A brief history of Times New Roman

Times New Roman gets its name from the Times of Lon­don, the British news­pa­per. In 1929, the Times hired typog­ra­pher Stan­ley Mori­son to cre­ate a new text font. Mori­son led the project, super­vis­ing Vic­tor Lar­dent, an adver­tis­ing artist for the Times, who drew the let­ter­forms.

Even when new, Times New Roman had its crit­ics. In his typo­graphic mem­oir, A Tally of Types, Mori­son good-naturedly imag­ined what William Mor­ris (respon­si­ble for the open­ing illus­tra­tion in page layout) might have said about it:As a new face it should, by the grace of God and the art of man, have been broad and open, gen­er­ous and ample; instead, by the vice of Mam­mon and the mis­ery of the machine, it is big­oted and nar­row, mean and puri­tan.”

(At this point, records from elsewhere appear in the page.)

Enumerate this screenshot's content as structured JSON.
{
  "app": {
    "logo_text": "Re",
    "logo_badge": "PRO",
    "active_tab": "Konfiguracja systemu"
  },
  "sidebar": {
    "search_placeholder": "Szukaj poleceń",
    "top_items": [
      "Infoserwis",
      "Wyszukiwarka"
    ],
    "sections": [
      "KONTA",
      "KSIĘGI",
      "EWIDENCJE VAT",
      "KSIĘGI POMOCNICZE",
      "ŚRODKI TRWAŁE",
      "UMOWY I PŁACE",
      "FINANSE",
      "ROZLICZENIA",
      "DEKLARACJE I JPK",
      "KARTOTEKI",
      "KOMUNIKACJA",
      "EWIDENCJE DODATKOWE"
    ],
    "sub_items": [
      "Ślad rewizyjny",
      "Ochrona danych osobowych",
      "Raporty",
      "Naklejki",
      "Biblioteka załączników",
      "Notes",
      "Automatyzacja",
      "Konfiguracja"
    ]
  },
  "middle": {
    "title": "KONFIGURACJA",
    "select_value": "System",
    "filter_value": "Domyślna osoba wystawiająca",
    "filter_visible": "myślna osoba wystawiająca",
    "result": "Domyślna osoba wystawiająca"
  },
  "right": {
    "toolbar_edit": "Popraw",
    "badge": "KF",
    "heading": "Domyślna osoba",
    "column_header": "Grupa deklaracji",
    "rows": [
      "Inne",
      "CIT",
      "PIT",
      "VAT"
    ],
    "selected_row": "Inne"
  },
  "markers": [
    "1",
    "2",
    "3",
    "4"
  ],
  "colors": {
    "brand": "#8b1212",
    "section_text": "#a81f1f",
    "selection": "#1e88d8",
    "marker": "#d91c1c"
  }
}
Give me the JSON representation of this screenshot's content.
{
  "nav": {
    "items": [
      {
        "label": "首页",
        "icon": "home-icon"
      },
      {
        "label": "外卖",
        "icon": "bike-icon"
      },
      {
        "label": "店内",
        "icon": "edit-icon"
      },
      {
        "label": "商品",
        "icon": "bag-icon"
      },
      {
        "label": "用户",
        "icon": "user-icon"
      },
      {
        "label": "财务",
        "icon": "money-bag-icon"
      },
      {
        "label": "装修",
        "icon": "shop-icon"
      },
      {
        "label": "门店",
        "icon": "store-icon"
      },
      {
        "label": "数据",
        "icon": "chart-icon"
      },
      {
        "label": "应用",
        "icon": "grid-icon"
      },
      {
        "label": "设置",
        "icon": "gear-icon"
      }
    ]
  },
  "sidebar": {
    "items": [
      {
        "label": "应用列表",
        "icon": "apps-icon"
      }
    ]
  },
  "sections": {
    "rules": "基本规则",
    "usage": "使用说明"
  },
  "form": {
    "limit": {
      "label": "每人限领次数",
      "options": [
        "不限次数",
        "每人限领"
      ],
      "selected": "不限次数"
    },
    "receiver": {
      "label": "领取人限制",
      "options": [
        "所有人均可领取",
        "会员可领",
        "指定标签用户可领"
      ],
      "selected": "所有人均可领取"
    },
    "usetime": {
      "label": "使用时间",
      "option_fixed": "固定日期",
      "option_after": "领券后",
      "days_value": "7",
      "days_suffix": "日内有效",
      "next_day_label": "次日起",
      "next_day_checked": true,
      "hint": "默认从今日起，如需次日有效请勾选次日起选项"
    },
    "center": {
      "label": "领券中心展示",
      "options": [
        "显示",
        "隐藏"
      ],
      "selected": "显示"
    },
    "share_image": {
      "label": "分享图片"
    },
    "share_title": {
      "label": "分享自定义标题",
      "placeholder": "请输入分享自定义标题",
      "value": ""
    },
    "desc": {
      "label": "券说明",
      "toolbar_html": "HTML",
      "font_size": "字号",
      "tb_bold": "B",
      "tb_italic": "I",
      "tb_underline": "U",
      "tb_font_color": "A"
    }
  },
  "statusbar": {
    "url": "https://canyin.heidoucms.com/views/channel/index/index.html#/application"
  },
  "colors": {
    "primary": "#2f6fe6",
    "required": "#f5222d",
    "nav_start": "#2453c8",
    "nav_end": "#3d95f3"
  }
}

Because it was used in a daily news­pa­per, the new font quickly became pop­u­lar among print­ers of the day. In the decades since, type­set­ting devices have evolved, but Times New Roman has always been one of the first fonts avail­able for each new device (includ­ing per­sonal com­put­ers). This, in turn, has only increased its reach.

Objec­tively, there’s noth­ing wrong with Times New Roman. It was designed for a news­pa­per, so it’s a bit nar­rower than most text fonts— espe­cially the bold style. (News­pa­pers pre­fer nar­row fonts because they fit more text per line.) The italic is mediocre. But those aren’t fatal flaws. Times New Roman is a work­horse font that’s been suc­cess­ful for a rea­son.

Yet it’s an open ques­tion whether its longevity is attrib­ut­able to its qual­ity or merely its ubiq­uity. Hel­vetica still inspires enough affec­tion to have been the sub­ject of a 2007 doc­u­men­tary fea­ture. Times New Roman, mean­while, has not attracted sim­i­lar acts of homage.

Why not? Fame has a dark side. When Times New Roman appears in a book, doc­u­ment, or adver­tise­ment, it con­notes apa­thy. It says,I sub­mit­ted to the font of least resis­tance.” Times New Roman is not a font choice so much as the absence of a font choice, like the black­ness of deep space is not a color. To look at Times New Roman is to gaze into the void.

This is how Times New Roman accrued its rep­u­ta­tion as the default font of the legal pro­fes­sion—it’s the default font of every­thing. As a result, many law­yers erro­neously assume that courts demand 12-point Times New Roman. In fact, I’ve never found one that does. (But there is one notable court that for­bids it—see court opinions.) In gen­eral, law­yers keep using it not because they must, but because it’s famil­iar and entrenched—much like those obso­lete typewriter habits.

If you have a choice about using Times New Roman, please stop. You have plenty of bet­ter alter­na­tives—whether it’s a dif­fer­ent system font or one of the many pro­fes­sional fonts shown in this chap­ter.